**Exercise objective:** Return every line of the data below that includes the string "title".

**Recorded information:**

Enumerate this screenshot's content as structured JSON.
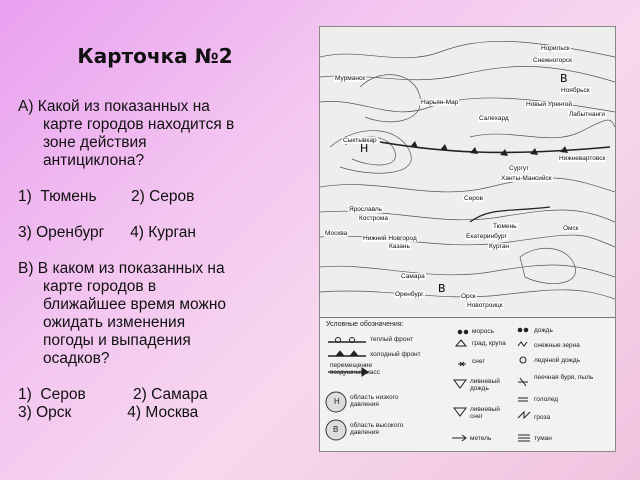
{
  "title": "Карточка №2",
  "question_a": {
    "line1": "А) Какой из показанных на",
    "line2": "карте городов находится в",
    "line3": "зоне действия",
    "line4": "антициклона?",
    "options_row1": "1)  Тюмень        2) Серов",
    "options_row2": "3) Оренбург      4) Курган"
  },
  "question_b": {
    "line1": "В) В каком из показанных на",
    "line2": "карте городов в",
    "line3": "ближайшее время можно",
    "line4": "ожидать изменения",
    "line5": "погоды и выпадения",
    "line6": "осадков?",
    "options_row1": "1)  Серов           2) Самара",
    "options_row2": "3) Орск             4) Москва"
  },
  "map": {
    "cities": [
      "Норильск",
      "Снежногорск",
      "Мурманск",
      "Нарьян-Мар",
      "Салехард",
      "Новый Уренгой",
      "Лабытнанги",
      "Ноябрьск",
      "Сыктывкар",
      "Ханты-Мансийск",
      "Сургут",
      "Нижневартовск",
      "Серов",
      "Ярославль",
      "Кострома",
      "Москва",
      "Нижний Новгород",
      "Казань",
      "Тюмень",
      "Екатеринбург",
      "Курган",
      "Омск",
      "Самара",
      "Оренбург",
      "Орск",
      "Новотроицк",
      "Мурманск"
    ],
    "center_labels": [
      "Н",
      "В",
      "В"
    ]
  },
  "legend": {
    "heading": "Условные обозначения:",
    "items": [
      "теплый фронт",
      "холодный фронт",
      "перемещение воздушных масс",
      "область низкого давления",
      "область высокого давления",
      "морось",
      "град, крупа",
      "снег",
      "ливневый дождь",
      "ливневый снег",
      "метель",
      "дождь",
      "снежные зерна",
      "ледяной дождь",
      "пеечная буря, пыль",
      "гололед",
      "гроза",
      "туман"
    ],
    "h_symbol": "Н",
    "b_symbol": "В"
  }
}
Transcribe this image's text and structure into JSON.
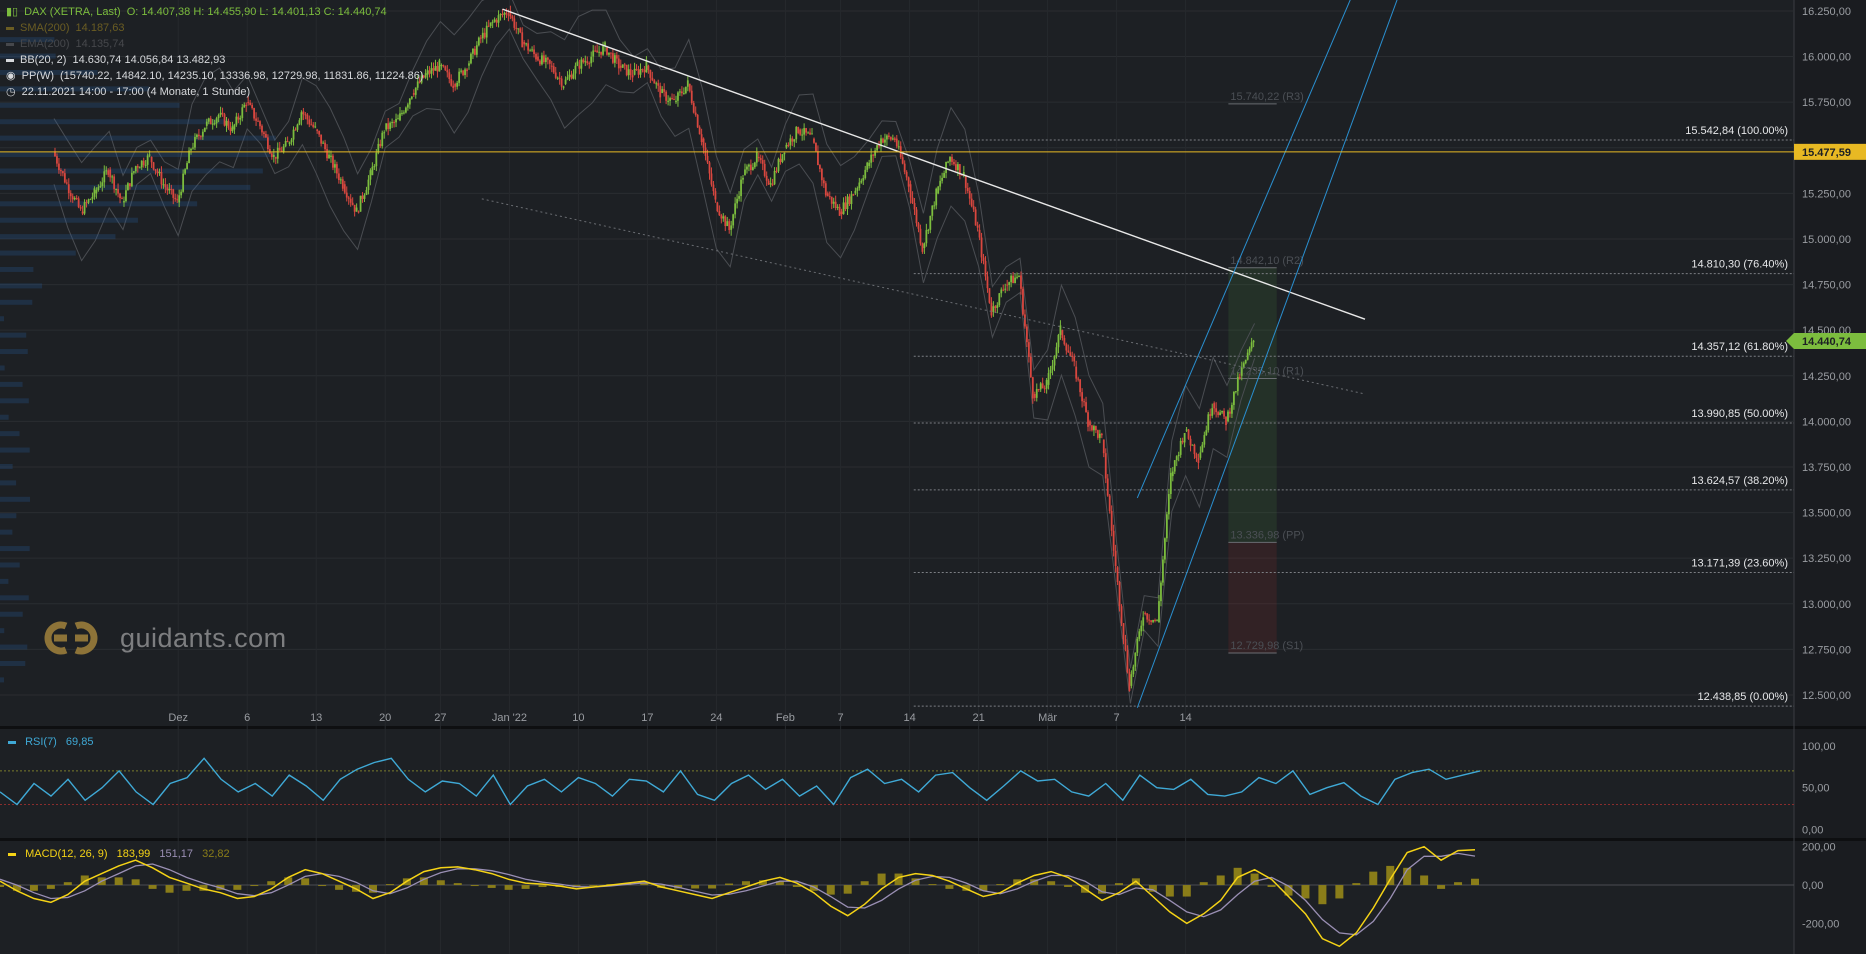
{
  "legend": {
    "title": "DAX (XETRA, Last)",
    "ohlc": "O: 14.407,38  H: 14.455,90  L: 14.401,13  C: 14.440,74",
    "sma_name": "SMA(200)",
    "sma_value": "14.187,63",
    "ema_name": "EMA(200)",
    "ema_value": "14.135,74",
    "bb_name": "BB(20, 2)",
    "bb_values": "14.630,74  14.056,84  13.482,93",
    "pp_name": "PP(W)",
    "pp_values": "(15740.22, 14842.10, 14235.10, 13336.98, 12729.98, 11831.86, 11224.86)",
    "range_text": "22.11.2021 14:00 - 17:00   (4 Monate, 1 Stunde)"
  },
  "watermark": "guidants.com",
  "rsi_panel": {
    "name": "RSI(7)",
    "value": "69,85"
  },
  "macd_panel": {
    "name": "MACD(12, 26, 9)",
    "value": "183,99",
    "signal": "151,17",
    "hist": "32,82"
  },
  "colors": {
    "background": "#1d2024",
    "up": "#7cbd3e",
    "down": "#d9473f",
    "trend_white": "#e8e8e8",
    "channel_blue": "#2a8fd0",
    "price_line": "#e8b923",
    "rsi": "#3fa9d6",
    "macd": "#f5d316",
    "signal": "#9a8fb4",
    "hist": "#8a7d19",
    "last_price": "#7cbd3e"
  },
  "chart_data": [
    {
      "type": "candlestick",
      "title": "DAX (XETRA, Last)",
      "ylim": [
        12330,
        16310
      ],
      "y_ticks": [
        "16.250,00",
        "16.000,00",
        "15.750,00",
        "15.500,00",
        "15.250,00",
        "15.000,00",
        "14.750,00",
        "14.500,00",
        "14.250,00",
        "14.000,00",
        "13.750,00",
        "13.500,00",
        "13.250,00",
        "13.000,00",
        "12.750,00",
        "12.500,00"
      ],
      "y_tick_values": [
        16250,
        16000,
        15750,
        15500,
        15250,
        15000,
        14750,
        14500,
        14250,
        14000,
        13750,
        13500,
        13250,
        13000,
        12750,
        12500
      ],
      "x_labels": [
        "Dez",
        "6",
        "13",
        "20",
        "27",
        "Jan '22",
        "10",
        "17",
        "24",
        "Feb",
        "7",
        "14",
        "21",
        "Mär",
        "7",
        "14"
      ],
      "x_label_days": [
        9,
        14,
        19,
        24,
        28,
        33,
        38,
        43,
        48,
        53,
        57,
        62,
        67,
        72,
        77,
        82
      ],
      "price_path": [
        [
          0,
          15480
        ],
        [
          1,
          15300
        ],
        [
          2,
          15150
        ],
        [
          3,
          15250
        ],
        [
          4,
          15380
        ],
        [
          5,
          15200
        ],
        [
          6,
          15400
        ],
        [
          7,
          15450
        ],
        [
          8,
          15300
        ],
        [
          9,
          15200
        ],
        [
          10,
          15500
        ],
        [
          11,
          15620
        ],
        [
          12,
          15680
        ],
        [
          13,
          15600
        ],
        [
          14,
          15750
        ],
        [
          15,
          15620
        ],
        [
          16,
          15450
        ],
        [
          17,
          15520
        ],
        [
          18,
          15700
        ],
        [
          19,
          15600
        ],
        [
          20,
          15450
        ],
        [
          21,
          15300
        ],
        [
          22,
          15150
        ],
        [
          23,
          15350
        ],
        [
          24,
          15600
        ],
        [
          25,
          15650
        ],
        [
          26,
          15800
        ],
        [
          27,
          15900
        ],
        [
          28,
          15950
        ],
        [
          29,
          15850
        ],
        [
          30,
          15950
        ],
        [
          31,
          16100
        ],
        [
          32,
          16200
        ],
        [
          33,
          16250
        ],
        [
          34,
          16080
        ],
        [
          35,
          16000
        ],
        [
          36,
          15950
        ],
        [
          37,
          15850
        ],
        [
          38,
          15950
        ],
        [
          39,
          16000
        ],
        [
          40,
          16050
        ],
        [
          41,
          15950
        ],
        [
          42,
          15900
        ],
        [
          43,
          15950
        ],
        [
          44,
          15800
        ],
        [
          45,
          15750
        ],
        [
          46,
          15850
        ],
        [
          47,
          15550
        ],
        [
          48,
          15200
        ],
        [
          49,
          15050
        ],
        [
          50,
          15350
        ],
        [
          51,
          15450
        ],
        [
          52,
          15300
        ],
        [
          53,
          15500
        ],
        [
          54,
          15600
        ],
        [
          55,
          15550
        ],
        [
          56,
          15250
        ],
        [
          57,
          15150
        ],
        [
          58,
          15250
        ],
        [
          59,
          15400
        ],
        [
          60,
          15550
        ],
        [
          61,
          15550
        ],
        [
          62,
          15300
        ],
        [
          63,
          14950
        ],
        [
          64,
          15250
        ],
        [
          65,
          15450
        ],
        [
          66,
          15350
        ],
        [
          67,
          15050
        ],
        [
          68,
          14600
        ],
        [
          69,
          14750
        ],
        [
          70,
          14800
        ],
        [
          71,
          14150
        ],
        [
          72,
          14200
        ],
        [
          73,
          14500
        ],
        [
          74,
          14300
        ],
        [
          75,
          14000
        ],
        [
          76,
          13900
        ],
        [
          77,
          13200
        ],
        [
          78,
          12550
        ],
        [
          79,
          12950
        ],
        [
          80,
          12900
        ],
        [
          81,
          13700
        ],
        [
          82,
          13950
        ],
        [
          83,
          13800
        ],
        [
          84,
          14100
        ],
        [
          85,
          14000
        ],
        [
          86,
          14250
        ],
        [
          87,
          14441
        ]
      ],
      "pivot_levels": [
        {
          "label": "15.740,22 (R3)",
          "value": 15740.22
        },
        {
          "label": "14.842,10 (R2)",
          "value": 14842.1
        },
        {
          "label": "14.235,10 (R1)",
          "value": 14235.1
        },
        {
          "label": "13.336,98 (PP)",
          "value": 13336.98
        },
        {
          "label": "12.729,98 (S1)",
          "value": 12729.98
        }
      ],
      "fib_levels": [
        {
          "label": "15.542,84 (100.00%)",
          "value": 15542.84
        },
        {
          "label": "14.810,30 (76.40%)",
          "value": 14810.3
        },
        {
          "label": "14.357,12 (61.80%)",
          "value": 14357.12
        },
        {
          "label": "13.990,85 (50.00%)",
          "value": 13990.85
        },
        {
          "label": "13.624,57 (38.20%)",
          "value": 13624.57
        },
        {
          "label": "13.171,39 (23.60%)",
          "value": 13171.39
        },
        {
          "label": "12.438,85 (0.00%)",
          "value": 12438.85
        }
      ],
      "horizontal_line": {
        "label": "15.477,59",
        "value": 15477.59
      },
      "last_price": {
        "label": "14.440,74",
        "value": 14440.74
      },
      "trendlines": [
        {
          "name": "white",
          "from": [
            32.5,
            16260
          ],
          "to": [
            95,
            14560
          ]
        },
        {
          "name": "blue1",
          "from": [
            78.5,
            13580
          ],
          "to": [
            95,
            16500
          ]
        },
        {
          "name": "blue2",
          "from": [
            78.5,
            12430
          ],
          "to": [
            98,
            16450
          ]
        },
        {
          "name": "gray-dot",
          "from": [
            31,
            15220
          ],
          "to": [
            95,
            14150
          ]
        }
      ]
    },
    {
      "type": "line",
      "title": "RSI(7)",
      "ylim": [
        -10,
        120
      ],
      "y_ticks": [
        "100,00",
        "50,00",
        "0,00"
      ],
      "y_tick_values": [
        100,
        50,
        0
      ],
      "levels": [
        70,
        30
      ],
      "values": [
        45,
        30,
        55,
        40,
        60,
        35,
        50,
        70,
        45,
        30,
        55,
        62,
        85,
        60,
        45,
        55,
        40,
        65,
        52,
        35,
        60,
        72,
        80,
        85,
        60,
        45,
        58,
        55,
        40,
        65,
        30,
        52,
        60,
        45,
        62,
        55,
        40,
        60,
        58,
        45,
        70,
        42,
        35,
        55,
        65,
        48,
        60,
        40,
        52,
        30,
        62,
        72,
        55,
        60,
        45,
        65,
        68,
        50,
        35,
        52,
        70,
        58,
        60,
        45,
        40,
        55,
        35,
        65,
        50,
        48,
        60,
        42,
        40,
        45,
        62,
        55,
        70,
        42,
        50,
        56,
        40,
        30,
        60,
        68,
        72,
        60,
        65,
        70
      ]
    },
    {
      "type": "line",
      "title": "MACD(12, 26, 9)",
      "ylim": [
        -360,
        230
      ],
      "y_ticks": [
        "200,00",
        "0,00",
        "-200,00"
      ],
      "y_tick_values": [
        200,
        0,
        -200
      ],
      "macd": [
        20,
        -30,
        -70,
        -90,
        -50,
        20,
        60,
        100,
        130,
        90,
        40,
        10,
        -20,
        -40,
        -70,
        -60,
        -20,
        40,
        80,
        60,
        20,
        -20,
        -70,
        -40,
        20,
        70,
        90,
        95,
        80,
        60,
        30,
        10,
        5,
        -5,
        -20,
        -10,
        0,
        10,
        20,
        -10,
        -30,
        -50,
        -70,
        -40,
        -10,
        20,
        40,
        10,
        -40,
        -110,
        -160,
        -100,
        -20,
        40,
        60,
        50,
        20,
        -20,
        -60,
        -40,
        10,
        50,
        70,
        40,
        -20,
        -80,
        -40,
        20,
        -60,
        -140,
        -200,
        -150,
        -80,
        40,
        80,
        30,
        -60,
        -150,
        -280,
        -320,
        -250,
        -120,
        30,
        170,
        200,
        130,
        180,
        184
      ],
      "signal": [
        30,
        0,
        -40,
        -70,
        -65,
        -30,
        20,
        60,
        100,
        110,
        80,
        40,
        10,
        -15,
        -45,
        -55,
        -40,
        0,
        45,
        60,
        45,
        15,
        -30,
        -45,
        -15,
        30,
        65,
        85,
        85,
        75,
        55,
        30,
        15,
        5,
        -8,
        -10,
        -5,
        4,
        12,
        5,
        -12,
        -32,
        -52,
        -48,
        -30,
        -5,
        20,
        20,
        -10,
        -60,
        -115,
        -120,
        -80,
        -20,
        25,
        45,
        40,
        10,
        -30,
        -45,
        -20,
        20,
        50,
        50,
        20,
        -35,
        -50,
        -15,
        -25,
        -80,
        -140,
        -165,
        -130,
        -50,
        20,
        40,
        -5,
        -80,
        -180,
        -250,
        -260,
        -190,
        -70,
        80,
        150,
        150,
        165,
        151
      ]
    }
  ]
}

**Solved problem:**
  "title": "Карточка №2",
    "title": "DAX (XETRA, Last)",
      "title": "DAX (XETRA, Last)",
      "title": "RSI(7)",
      "title": "MACD(12, 26, 9)",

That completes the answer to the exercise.